Last-ditch talks between the company and government lawyers in Washington ended in abrupt failure last night.

The breakdown virtually guarantees that the US Justice Department and a coalition of attorneys general from about 20 US states will announce sweeping lawsuits against the software giant for alleged abuse of its dominant position in the personal computer industry.

The suits are likely to seek to bar Microsoft from beginning the shipment of its latest system, Windows 98, until it meets new conditions. The company had already delayed shipments from last Friday until tomorrow.

Over the longer term, government lawyers are expected to seek a series of restraints on the power of Microsoft, which provides the operating software for 90 per cent of new PCs. At its most extreme, the action could even demand the breakup of the company into two or more parts.

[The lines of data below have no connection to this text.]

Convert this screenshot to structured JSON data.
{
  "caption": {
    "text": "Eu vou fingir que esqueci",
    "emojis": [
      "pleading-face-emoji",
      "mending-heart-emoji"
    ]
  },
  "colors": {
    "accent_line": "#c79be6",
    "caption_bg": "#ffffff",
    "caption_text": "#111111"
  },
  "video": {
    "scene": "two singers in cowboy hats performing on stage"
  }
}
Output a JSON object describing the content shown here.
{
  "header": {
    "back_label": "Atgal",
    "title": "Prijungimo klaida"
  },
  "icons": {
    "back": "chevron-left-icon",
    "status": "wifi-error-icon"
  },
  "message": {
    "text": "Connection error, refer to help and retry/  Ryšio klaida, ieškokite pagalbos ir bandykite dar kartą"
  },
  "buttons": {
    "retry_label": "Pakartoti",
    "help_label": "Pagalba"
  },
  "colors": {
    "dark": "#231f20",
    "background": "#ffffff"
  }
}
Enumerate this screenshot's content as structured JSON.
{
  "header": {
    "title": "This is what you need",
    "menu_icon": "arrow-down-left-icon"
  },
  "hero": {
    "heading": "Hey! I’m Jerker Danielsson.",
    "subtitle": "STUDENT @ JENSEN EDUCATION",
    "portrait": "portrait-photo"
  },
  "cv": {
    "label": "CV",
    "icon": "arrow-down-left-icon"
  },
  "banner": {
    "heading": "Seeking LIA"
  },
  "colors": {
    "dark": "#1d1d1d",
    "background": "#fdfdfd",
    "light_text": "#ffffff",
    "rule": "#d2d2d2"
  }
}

The US government has only twice succeeded in sledge-hammering an existing monopoly, first when it forcibly splintered John D Rockefeller's Standard Oil in 1911 and again in 1984 when the old AT&T telephone monopoly was dismantled.